▸ **Instructions for the task**
Set down every record exactly as it appears.

Dataset rows for apps and sites:
◆ ◆ ◆ ◆
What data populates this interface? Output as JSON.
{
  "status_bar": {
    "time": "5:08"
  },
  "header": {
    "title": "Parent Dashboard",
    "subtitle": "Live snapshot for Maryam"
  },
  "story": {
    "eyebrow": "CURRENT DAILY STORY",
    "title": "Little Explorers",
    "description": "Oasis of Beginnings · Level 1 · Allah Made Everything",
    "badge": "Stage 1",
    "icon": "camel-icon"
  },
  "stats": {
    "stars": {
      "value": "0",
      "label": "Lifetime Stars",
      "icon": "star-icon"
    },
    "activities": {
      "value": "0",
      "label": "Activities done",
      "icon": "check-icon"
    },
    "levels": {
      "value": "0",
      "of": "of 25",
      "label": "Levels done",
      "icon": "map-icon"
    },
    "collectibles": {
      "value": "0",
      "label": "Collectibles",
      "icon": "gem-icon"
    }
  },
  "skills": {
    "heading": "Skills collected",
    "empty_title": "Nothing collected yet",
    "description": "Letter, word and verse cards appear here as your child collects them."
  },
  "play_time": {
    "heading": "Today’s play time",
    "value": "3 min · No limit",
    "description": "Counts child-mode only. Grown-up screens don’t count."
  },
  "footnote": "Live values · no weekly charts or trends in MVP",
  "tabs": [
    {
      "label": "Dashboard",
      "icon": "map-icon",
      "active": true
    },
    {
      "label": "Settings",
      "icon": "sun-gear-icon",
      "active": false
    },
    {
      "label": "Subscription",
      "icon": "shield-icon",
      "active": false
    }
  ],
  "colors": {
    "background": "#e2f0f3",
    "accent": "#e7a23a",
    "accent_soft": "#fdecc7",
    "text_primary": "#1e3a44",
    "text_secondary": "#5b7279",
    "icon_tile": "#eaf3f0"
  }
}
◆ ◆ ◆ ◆
▸ **Exercise response**
What data populates this interface? Output as JSON.
{
  "status_bar": {
    "time": "5:08"
  },
  "header": {
    "title": "Parent Dashboard",
    "subtitle": "Live snapshot for Maryam"
  },
  "story": {
    "eyebrow": "CURRENT DAILY STORY",
    "title": "Little Explorers",
    "description": "Oasis of Beginnings · Level 1 · Allah Made Everything",
    "badge": "Stage 1",
    "icon": "camel-icon"
  },
  "stats": {
    "stars": {
      "value": "0",
      "label": "Lifetime Stars",
      "icon": "star-icon"
    },
    "activities": {
      "value": "0",
      "label": "Activities done",
      "icon": "check-icon"
    },
    "levels": {
      "value": "0",
      "of": "of 25",
      "label": "Levels done",
      "icon": "map-icon"
    },
    "collectibles": {
      "value": "0",
      "label": "Collectibles",
      "icon": "gem-icon"
    }
  },
  "skills": {
    "heading": "Skills collected",
    "empty_title": "Nothing collected yet",
    "description": "Letter, word and verse cards appear here as your child collects them."
  },
  "play_time": {
    "heading": "Today’s play time",
    "value": "3 min · No limit",
    "description": "Counts child-mode only. Grown-up screens don’t count."
  },
  "footnote": "Live values · no weekly charts or trends in MVP",
  "tabs": [
    {
      "label": "Dashboard",
      "icon": "map-icon",
      "active": true
    },
    {
      "label": "Settings",
      "icon": "sun-gear-icon",
      "active": false
    },
    {
      "label": "Subscription",
      "icon": "shield-icon",
      "active": false
    }
  ],
  "colors": {
    "background": "#e2f0f3",
    "accent": "#e7a23a",
    "accent_soft": "#fdecc7",
    "text_primary": "#1e3a44",
    "text_secondary": "#5b7279",
    "icon_tile": "#eaf3f0"
  }
}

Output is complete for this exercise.